● **Dataset excerpts**:

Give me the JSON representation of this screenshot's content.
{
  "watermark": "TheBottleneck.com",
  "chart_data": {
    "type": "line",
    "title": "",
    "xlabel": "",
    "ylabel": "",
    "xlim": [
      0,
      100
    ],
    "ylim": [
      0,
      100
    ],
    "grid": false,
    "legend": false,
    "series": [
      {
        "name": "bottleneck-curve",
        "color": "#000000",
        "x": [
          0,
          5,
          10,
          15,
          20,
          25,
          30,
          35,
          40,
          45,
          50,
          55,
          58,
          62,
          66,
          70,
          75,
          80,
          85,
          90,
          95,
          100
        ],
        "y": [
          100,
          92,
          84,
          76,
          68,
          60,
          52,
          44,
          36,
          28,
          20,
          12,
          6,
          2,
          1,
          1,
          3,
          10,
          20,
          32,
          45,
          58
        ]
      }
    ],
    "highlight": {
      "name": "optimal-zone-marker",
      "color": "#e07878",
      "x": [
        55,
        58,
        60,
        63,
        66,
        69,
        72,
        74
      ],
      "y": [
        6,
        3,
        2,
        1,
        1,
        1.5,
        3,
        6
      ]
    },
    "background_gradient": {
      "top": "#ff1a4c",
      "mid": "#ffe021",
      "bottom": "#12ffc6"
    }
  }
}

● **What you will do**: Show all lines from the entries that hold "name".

● **Answer to this task**:
        "name": "bottleneck-curve",
      "name": "optimal-zone-marker",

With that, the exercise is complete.